By: Kyrsten Cazas, Community & Visibility Specialist
When the more tech-savvy constituents of U.S. Sen. Pat Toomey (R-PA) want their senator to know how they feel about a particular issue, they don’t make phone calls, send letters or emails anymore.
They take to Twitter.
No matter what issue they want Toomey’s support on, these voters know that a tweet posted to Toomey’s feed will go straight to Chief of Staff Chris Gahan’s TweetDeck, where their message will be seen far more quickly than if they’d sent an email or sent a letter. The senator’s office gets 20,000 of those every week.
Regardless of what opinion I or anyone may have about Toomey’s Tea Party political views, it’s clear that he and his staffers understand that, as Maddie Grant of Social Media Today put it, “One tweet from a CEO is worth 100 tweets from staff.”
Of course, there are some CEOs, such as Virgin Group’s Richard Branson, HDNet’s Mark Cuban and Mashable’s Pete Cashmore who have long recognized the value of having a presence on Twitter. But, little by little, chief executives are realizing that Twitter, which went live in June of 2006, isn’t just a domain for the Kardashians, Gagas, Biebers and Kutchers of the world.
Forbes recently ran an interesting article about how Twitter is becoming a dependable communications tool for CEOs who recognize the 140-characters-or-less social network as a potentially valuable tool for business. They don’t go on Twitter to indulge in water-cooler chat. Today’s Twitter-savvy CEOs are using the service as a way to connect with employees, customers and industry peers. They’re also using it to connect with reporters who cover their industries and to keep abreast of the latest news that shape our world.
Over the past few years, Twitter has emerged as a breaking-news powerhouse. The most famous example of news breaking on Twitter came at 9:45 pm on Sunday, May 1, 2011 when journalists at major TV outlets reported that the president was about to make an announcement on an unspecified topic. Long before the news of Osama bin Laden’s death became official, those connected to Twitter already knew.
Forbes contributor George Anders points out that CEOs are increasingly using Twitter as a way to connect to others in their industry and to watch trends that could lead to the next big idea that moves a company forward. They’re sharing ideas, giving props to the best in their fields, promoting their brands and forming networks of potential future business partners.

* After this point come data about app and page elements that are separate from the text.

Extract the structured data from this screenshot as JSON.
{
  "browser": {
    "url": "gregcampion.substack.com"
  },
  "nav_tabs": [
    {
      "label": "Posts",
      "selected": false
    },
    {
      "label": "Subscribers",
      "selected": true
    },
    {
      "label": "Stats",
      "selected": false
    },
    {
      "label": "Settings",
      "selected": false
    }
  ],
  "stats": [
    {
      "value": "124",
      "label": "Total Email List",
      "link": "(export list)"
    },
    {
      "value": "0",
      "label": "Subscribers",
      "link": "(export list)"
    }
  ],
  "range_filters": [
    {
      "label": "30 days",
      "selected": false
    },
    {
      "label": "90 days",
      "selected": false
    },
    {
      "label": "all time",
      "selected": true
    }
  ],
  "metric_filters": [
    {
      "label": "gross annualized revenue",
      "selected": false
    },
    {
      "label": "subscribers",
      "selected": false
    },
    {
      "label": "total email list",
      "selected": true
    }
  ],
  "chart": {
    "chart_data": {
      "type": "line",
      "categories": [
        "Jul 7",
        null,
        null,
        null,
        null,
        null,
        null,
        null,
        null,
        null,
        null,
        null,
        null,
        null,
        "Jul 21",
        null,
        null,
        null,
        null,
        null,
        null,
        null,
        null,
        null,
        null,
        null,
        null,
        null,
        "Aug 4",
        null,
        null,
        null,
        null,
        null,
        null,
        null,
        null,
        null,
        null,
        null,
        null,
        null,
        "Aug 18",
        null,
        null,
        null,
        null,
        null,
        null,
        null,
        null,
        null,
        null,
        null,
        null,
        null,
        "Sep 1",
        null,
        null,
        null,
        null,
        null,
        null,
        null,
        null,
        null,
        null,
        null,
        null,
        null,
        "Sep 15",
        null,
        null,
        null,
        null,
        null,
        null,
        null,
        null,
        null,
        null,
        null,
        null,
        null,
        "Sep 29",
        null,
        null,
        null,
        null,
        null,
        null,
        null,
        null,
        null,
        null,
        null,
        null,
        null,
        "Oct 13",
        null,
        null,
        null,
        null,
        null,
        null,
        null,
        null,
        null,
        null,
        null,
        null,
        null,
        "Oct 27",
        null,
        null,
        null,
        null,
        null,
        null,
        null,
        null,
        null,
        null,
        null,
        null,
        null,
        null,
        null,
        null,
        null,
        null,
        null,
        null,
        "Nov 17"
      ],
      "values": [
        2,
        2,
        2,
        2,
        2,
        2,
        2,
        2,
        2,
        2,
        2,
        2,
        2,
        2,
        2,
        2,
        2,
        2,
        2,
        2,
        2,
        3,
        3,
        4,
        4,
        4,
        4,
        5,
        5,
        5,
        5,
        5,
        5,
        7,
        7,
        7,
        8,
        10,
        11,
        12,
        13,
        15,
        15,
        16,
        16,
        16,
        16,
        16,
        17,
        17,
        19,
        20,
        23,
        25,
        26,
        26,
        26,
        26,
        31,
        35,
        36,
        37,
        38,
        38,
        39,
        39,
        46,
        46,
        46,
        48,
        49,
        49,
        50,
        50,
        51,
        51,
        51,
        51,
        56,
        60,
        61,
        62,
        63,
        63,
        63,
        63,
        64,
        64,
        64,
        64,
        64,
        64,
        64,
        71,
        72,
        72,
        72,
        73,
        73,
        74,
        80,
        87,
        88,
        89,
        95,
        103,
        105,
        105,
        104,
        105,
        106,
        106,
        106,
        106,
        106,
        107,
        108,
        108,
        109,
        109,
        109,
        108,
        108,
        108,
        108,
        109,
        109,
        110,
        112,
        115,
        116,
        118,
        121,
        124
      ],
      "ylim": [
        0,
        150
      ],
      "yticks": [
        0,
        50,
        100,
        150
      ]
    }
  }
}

So congratulations to the once-reluctant corporate execs who are finally embracing this important social network. Considering all the sharp wits and top talents who have a presence on Twitter, this could be where the next Big Game-Changing Idea comes from. In today’s challenging economic climate, we need to be taking advantage of every last tool at our disposal.